|FOR IMMEDIATE RELEASE||
BUREAU OF INDUSTRY AND SECURITY
|Monday, June 13th, 2011||
Office of Public Affairs
WASHINGTON - The U.S. Department of Commerce’s Bureau of Industry and Security (BIS) today announced that Balli Group PLC and Balli Aviation paid the full amount due on its civil penalty to comply with a May 20th order issued by BIS Assistant Secretary for Export Enforcement David W. Mills. Assistant Secretary Mills issued the order revoking the suspension of a $2M civil penalty. Assistant Secretary Mills also invoked the acceleration clause for the two remaining $2.6M installments payments. The order made a combined $7.2M payment due within 15 days.
BIS and the Treasury Department’s Office of Foreign Assets Control (OFAC) had entered into an agreement with Balli Group PLC and Balli Aviation Ltd. (collectively “Balli”) in February 2010, with civil penalties totaling $15M, originally suspending $2M, regarding allegations that Balli conspired to export or reexport commercial aircraft from the United States to Iran in violation of the Export Administration Regulations (EAR) and the Iranian Transactions Regulations (ITR). This case represented the largest civil penalty ever imposed by BIS.
In his revocation order, Assistant Secretary Mills stated: "[Balli] failed in my judgment to arrange its business and financial affairs in such a manner as to ensure compliance with its civil penalty payment obligations – obligations that were imposed, moreover, as a result of Balli’s egregious conduct that violated U.S. export control laws and provided support to Iran and its proliferation efforts."

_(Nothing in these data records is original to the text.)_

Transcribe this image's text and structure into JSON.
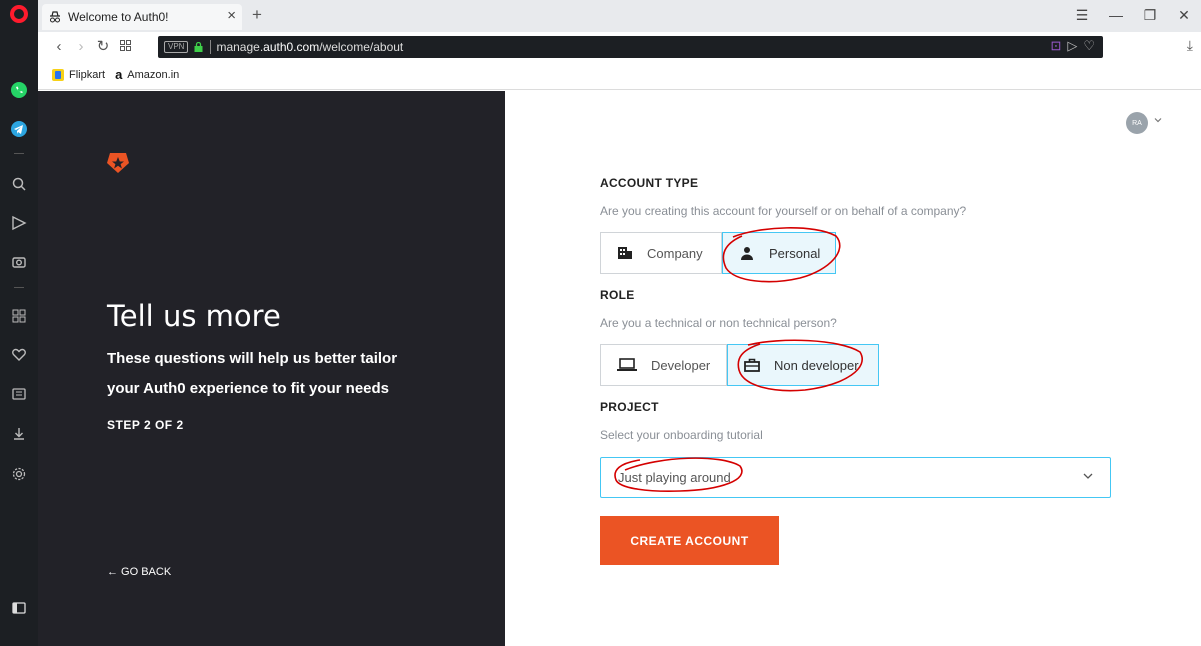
{
  "browser": {
    "tab_title": "Welcome to Auth0!",
    "tab_close": "×",
    "new_tab": "+",
    "url_prefix": "manage.",
    "url_domain": "auth0.com",
    "url_path": "/welcome/about",
    "vpn_label": "VPN",
    "bookmarks": [
      {
        "label": "Flipkart"
      },
      {
        "label": "Amazon.in"
      }
    ]
  },
  "left_panel": {
    "title": "Tell us more",
    "description": "These questions will help us better tailor your Auth0 experience to fit your needs",
    "step": "STEP 2 OF 2",
    "back": "← GO BACK"
  },
  "user": {
    "avatar_initials": "RA"
  },
  "form": {
    "account_type": {
      "label": "ACCOUNT TYPE",
      "hint": "Are you creating this account for yourself or on behalf of a company?",
      "options": [
        "Company",
        "Personal"
      ],
      "selected": "Personal"
    },
    "role": {
      "label": "ROLE",
      "hint": "Are you a technical or non technical person?",
      "options": [
        "Developer",
        "Non developer"
      ],
      "selected": "Non developer"
    },
    "project": {
      "label": "PROJECT",
      "hint": "Select your onboarding tutorial",
      "selected": "Just playing around"
    },
    "submit_label": "CREATE ACCOUNT"
  },
  "colors": {
    "accent": "#eb5424",
    "selected_border": "#44c7f4",
    "selected_bg": "#eaf7fc",
    "dark_panel": "#222228",
    "annotation": "#d40000"
  }
}
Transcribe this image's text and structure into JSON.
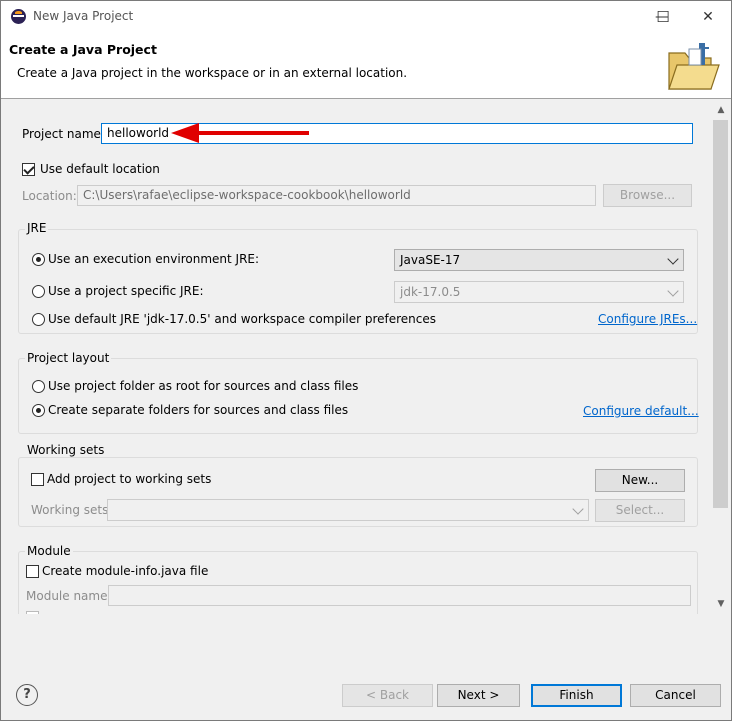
{
  "window": {
    "title": "New Java Project",
    "controls": {
      "minimize": "—",
      "maximize": "☐",
      "close": "✕"
    }
  },
  "header": {
    "title": "Create a Java Project",
    "description": "Create a Java project in the workspace or in an external location."
  },
  "form": {
    "project_name_label": "Project name:",
    "project_name_value": "helloworld",
    "use_default_location_label": "Use default location",
    "use_default_location_checked": true,
    "location_label": "Location:",
    "location_value": "C:\\Users\\rafae\\eclipse-workspace-cookbook\\helloworld",
    "browse_label": "Browse..."
  },
  "jre": {
    "group_title": "JRE",
    "options": [
      {
        "label": "Use an execution environment JRE:",
        "checked": true
      },
      {
        "label": "Use a project specific JRE:",
        "checked": false
      },
      {
        "label": "Use default JRE 'jdk-17.0.5' and workspace compiler preferences",
        "checked": false
      }
    ],
    "execution_env_value": "JavaSE-17",
    "project_jre_value": "jdk-17.0.5",
    "configure_link": "Configure JREs..."
  },
  "project_layout": {
    "group_title": "Project layout",
    "options": [
      {
        "label": "Use project folder as root for sources and class files",
        "checked": false
      },
      {
        "label": "Create separate folders for sources and class files",
        "checked": true
      }
    ],
    "configure_link": "Configure default..."
  },
  "working_sets": {
    "group_title": "Working sets",
    "add_label": "Add project to working sets",
    "add_checked": false,
    "new_button": "New...",
    "working_sets_label": "Working sets:",
    "select_button": "Select..."
  },
  "module": {
    "group_title": "Module",
    "create_label": "Create module-info.java file",
    "create_checked": false,
    "module_name_label": "Module name:"
  },
  "footer": {
    "help_icon": "?",
    "back": "< Back",
    "next": "Next >",
    "finish": "Finish",
    "cancel": "Cancel"
  },
  "colors": {
    "annotation_arrow": "#e00000",
    "link": "#0066cc",
    "focus_border": "#0078d7"
  }
}
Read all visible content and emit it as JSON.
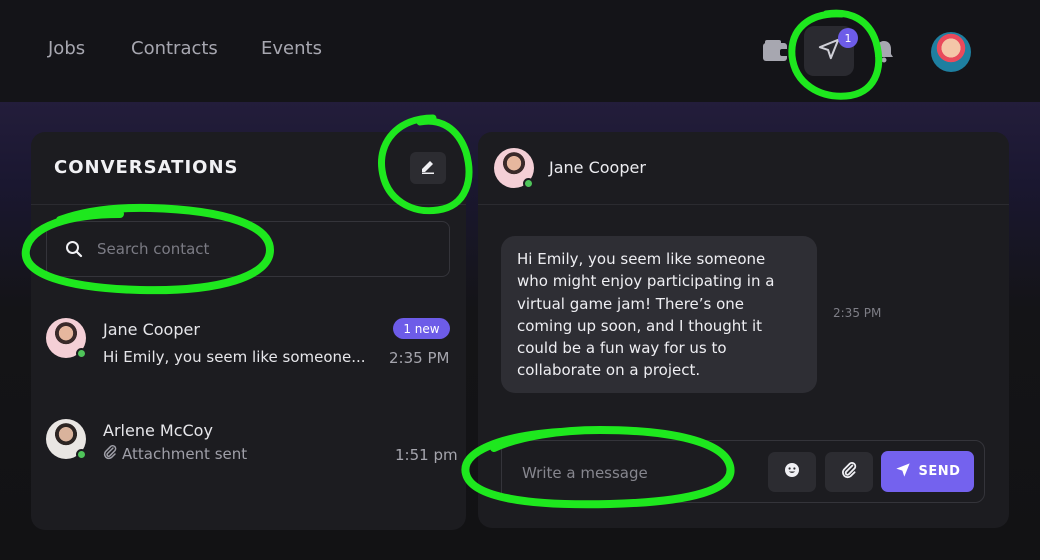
{
  "nav": {
    "links": [
      "Jobs",
      "Contracts",
      "Events"
    ],
    "notification_count": "1"
  },
  "conversations": {
    "title": "CONVERSATIONS",
    "search_placeholder": "Search contact",
    "contacts": [
      {
        "name": "Jane Cooper",
        "preview": "Hi Emily, you seem like someone...",
        "time": "2:35 PM",
        "badge": "1 new",
        "online": true
      },
      {
        "name": "Arlene McCoy",
        "preview": "Attachment sent",
        "time": "1:51 pm",
        "online": true
      }
    ]
  },
  "chat": {
    "contact_name": "Jane Cooper",
    "message_lines": [
      "Hi Emily, you seem like someone",
      "who might enjoy participating in a",
      "virtual game jam! There’s one",
      "coming up soon, and I thought it",
      "could be a fun way for us to",
      "collaborate on a project."
    ],
    "message_time": "2:35 PM",
    "composer_placeholder": "Write a message",
    "send_label": "SEND"
  },
  "colors": {
    "accent": "#7462ee",
    "annotation": "#1ee81e",
    "online": "#4fc45a"
  },
  "icons": [
    "wallet-icon",
    "send-nav-icon",
    "bell-icon",
    "search-icon",
    "compose-icon",
    "emoji-icon",
    "paperclip-icon",
    "send-icon"
  ]
}
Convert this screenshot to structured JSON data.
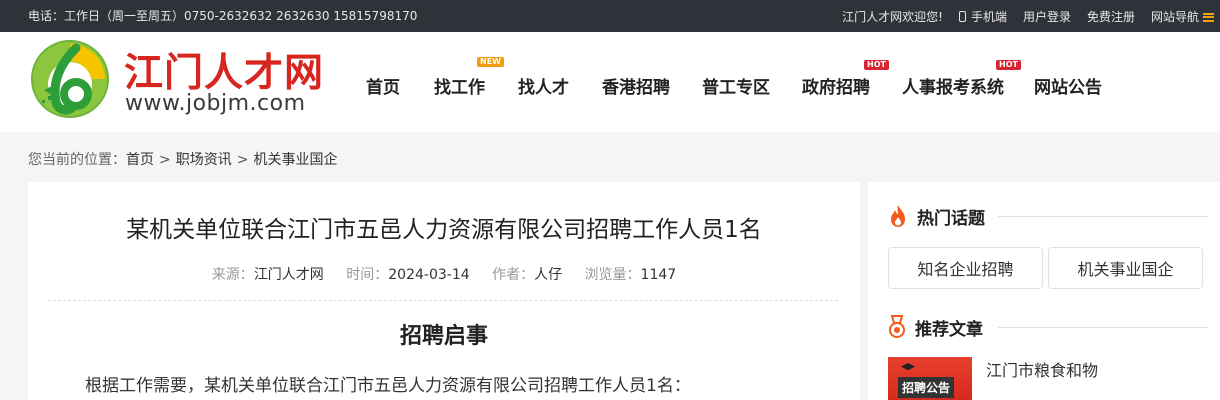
{
  "topbar": {
    "contact": "电话：工作日（周一至周五）0750-2632632 2632630 15815798170",
    "welcome": "江门人才网欢迎您!",
    "mobile": "手机端",
    "login": "用户登录",
    "register": "免费注册",
    "site_nav": "网站导航"
  },
  "brand": {
    "name": "江门人才网",
    "url": "www.jobjm.com"
  },
  "nav": [
    {
      "label": "首页",
      "badge": ""
    },
    {
      "label": "找工作",
      "badge": "NEW"
    },
    {
      "label": "找人才",
      "badge": ""
    },
    {
      "label": "香港招聘",
      "badge": ""
    },
    {
      "label": "普工专区",
      "badge": ""
    },
    {
      "label": "政府招聘",
      "badge": "HOT"
    },
    {
      "label": "人事报考系统",
      "badge": "HOT"
    },
    {
      "label": "网站公告",
      "badge": ""
    }
  ],
  "breadcrumb": {
    "label": "您当前的位置：",
    "items": [
      "首页",
      "职场资讯",
      "机关事业国企"
    ]
  },
  "article": {
    "title": "某机关单位联合江门市五邑人力资源有限公司招聘工作人员1名",
    "meta": {
      "source_label": "来源：",
      "source": "江门人才网",
      "time_label": "时间：",
      "time": "2024-03-14",
      "author_label": "作者：",
      "author": "人仔",
      "views_label": "浏览量：",
      "views": "1147"
    },
    "subheading": "招聘启事",
    "body": "根据工作需要，某机关单位联合江门市五邑人力资源有限公司招聘工作人员1名："
  },
  "sidebar": {
    "hot_title": "热门话题",
    "hot_tags": [
      "知名企业招聘",
      "机关事业国企"
    ],
    "rec_title": "推荐文章",
    "rec_items": [
      {
        "thumb_text": "招聘公告",
        "title": "江门市粮食和物"
      }
    ]
  },
  "colors": {
    "brand_red": "#d7261f",
    "topbar_bg": "#2f3238",
    "hot_badge": "#d7262f",
    "new_badge": "#f39c12",
    "flame": "#f25a1e"
  }
}
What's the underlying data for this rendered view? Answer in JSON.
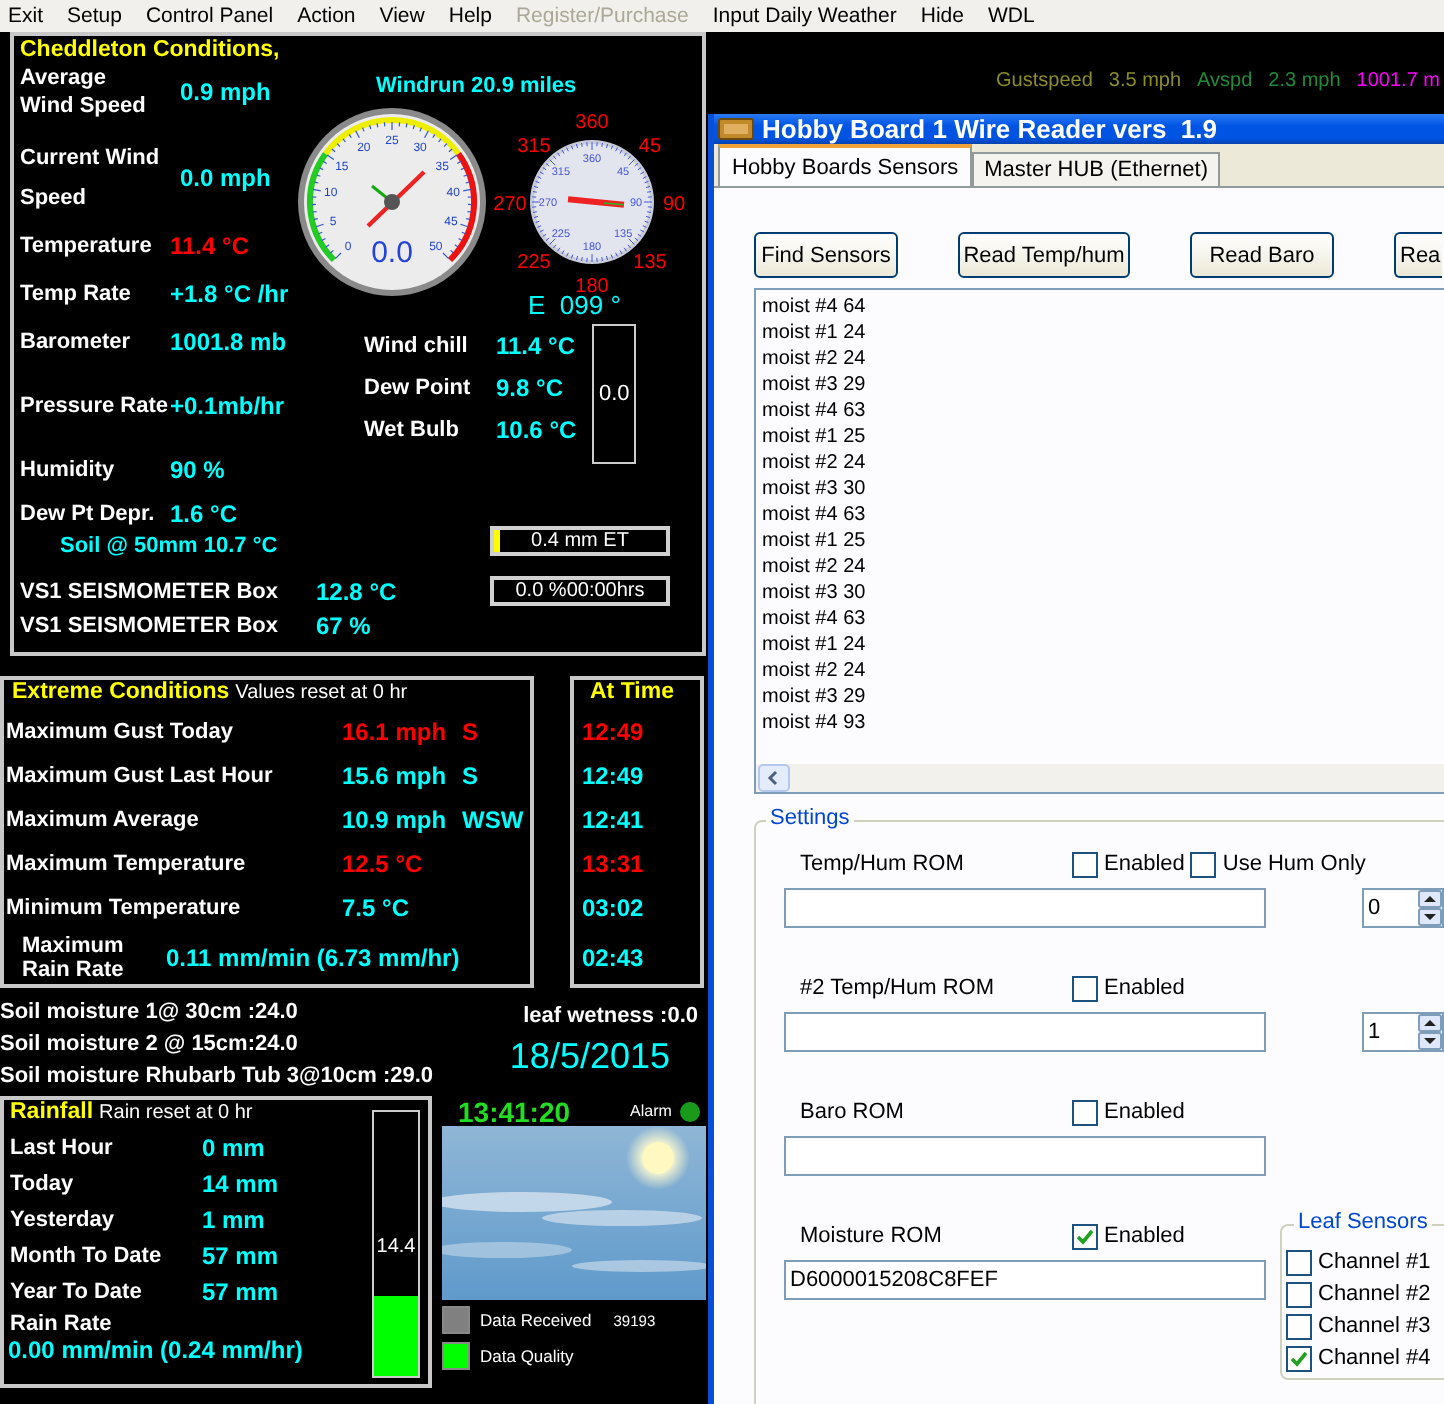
{
  "menu": [
    {
      "label": "Exit",
      "disabled": false
    },
    {
      "label": "Setup",
      "disabled": false
    },
    {
      "label": "Control Panel",
      "disabled": false
    },
    {
      "label": "Action",
      "disabled": false
    },
    {
      "label": "View",
      "disabled": false
    },
    {
      "label": "Help",
      "disabled": false
    },
    {
      "label": "Register/Purchase",
      "disabled": true
    },
    {
      "label": "Input Daily Weather",
      "disabled": false
    },
    {
      "label": "Hide",
      "disabled": false
    },
    {
      "label": "WDL",
      "disabled": false
    }
  ],
  "ticker": [
    {
      "text": "Gustspeed",
      "color": "#8c8c28"
    },
    {
      "text": "3.5 mph",
      "color": "#8c8c28"
    },
    {
      "text": "Avspd",
      "color": "#1e8c3c"
    },
    {
      "text": "2.3 mph",
      "color": "#1e8c3c"
    },
    {
      "text": "1001.7 m",
      "color": "#ff00ff"
    }
  ],
  "conditions": {
    "title": "Cheddleton Conditions,",
    "windrun": "Windrun 20.9 miles",
    "wind": [
      {
        "label": "Average Wind Speed",
        "value": "0.9 mph"
      },
      {
        "label": "Current Wind Speed",
        "value": "0.0 mph"
      }
    ],
    "readings": [
      {
        "label": "Temperature",
        "value": "11.4 °C",
        "color": "#ff0000"
      },
      {
        "label": "Temp Rate",
        "value": "+1.8 °C /hr",
        "color": "#00ffff"
      },
      {
        "label": "Barometer",
        "value": "1001.8 mb",
        "color": "#00ffff"
      },
      {
        "label": "Pressure Rate",
        "value": "+0.1mb/hr",
        "color": "#00ffff"
      },
      {
        "label": "Humidity",
        "value": "90 %",
        "color": "#00ffff"
      },
      {
        "label": "Dew Pt Depr.",
        "value": "1.6 °C",
        "color": "#00ffff"
      }
    ],
    "speed_gauge": {
      "scale": [
        "0",
        "5",
        "10",
        "15",
        "20",
        "25",
        "30",
        "35",
        "40",
        "45",
        "50"
      ],
      "reading": "0.0"
    },
    "direction_gauge": {
      "labels": [
        "360",
        "45",
        "90",
        "135",
        "180",
        "225",
        "270",
        "315"
      ],
      "dial": [
        "360",
        "45",
        "90",
        "135",
        "180",
        "225",
        "270",
        "315"
      ],
      "reading": "E  099 °"
    },
    "derived": [
      {
        "label": "Wind chill",
        "value": "11.4 °C"
      },
      {
        "label": "Dew Point",
        "value": "9.8 °C"
      },
      {
        "label": "Wet Bulb",
        "value": "10.6 °C"
      }
    ],
    "side_box": "0.0",
    "soil": "Soil @ 50mm 10.7 °C",
    "et": {
      "text": "0.4 mm ET",
      "level": 0.04
    },
    "sunshine": "0.0 %00:00hrs",
    "box_readings": [
      {
        "label": "VS1 SEISMOMETER Box",
        "value": "12.8 °C"
      },
      {
        "label": "VS1 SEISMOMETER Box",
        "value": "67 %"
      }
    ]
  },
  "extremes": {
    "title": "Extreme Conditions",
    "note": "Values reset at 0 hr",
    "time_title": "At Time",
    "rows": [
      {
        "label": "Maximum Gust Today",
        "value": "16.1 mph",
        "direction": "S",
        "time": "12:49",
        "color": "#ff0000"
      },
      {
        "label": "Maximum Gust Last Hour",
        "value": "15.6 mph",
        "direction": "S",
        "time": "12:49",
        "color": "#00ffff"
      },
      {
        "label": "Maximum Average",
        "value": "10.9 mph",
        "direction": "WSW",
        "time": "12:41",
        "color": "#00ffff"
      },
      {
        "label": "Maximum Temperature",
        "value": "12.5 °C",
        "time": "13:31",
        "color": "#ff0000"
      },
      {
        "label": "Minimum Temperature",
        "value": "7.5 °C",
        "time": "03:02",
        "color": "#00ffff"
      },
      {
        "label": "Maximum Rain Rate",
        "value": "0.11 mm/min (6.73 mm/hr)",
        "time": "02:43",
        "color": "#00ffff"
      }
    ]
  },
  "soil_moisture": [
    "Soil moisture 1@ 30cm :24.0",
    "Soil moisture 2 @ 15cm:24.0",
    "Soil moisture Rhubarb Tub 3@10cm :29.0"
  ],
  "leaf_wetness": "leaf wetness :0.0",
  "date": "18/5/2015",
  "rainfall": {
    "title": "Rainfall",
    "note": "Rain reset at 0 hr",
    "rows": [
      {
        "label": "Last Hour",
        "value": "0 mm"
      },
      {
        "label": "Today",
        "value": "14 mm"
      },
      {
        "label": "Yesterday",
        "value": "1 mm"
      },
      {
        "label": "Month To Date",
        "value": "57 mm"
      },
      {
        "label": "Year To Date",
        "value": "57 mm"
      }
    ],
    "rate_label": "Rain Rate",
    "rate": "0.00 mm/min (0.24 mm/hr)",
    "gauge": {
      "reading": "14.4",
      "level": 0.3
    }
  },
  "clock": "13:41:20",
  "alarm": {
    "label": "Alarm",
    "on": true
  },
  "status": [
    {
      "label": "Data Received",
      "value": "39193",
      "color": "#808080"
    },
    {
      "label": "Data Quality",
      "color": "#00ff00"
    }
  ],
  "dialog": {
    "title": "Hobby Board 1 Wire Reader vers  1.9",
    "tabs": [
      {
        "label": "Hobby Boards Sensors",
        "selected": true
      },
      {
        "label": "Master HUB (Ethernet)",
        "selected": false
      }
    ],
    "buttons": [
      "Find Sensors",
      "Read Temp/hum",
      "Read Baro",
      "Rea"
    ],
    "log": [
      "moist #4 64",
      "moist #1 24",
      "moist #2 24",
      "moist #3 29",
      "moist #4 63",
      "moist #1 25",
      "moist #2 24",
      "moist #3 30",
      "moist #4 63",
      "moist #1 25",
      "moist #2 24",
      "moist #3 30",
      "moist #4 63",
      "moist #1 24",
      "moist #2 24",
      "moist #3 29",
      "moist #4 93"
    ],
    "settings": {
      "title": "Settings",
      "roms": [
        {
          "label": "Temp/Hum ROM",
          "enabled_label": "Enabled",
          "enabled": false,
          "extra": {
            "label": "Use Hum Only",
            "checked": false
          },
          "spin": "0"
        },
        {
          "label": "#2 Temp/Hum ROM",
          "enabled_label": "Enabled",
          "enabled": false,
          "spin": "1"
        },
        {
          "label": "Baro ROM",
          "enabled_label": "Enabled",
          "enabled": false
        },
        {
          "label": "Moisture ROM",
          "enabled_label": "Enabled",
          "enabled": true,
          "value": "D6000015208C8FEF",
          "leaf_sensors": {
            "title": "Leaf Sensors",
            "channels": [
              {
                "label": "Channel #1",
                "checked": false
              },
              {
                "label": "Channel #2",
                "checked": false
              },
              {
                "label": "Channel #3",
                "checked": false
              },
              {
                "label": "Channel #4",
                "checked": true
              }
            ]
          }
        }
      ]
    }
  }
}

BIS previously had charged that between 2005 and 2008 Balli conspired with an Iranian airline to export or reexport U.S.-origin Boeing 747 aircraft to Iran without the required U.S. Government authorization. Specifically, three of the aircraft were flying on routes in and out of Iran using Iranian flight numbers while under the operational control of the Iranian airline. Balli allowed the aircraft to continue to be operated contrary to U.S. export control laws, despite warnings from BIS and the manufacturer. Additionally, Balli misled and concealed information from BIS regarding the role the Iranian airline played in the acquisition and financing of the aircraft via funds from the Iranian Foreign Exchange Reserve Fund.
BIS also had charged that from July 2008, through September 2008, Balli took actions prohibited by a BIS order temporarily denying its export privileges. Balli conducted negotiations with persons, including another person subject to the Temporary Denial Order, concerning financing, receiving and/or using three additional U.S.-origin aircraft that had been exported from the United States and are subject to the EAR.
BIS controls exports and reexports of dual-use commodities, technology, and software for reasons of national security, missile technology, nuclear non-proliferation, chemical and biological weapons non-proliferation, crime control, regional stability, foreign policy and anti-terrorism. Criminal penalties and administrative sanctions can be imposed for violations of the Export Administration Regulations. For more information, please visit www.bis.doc.gov.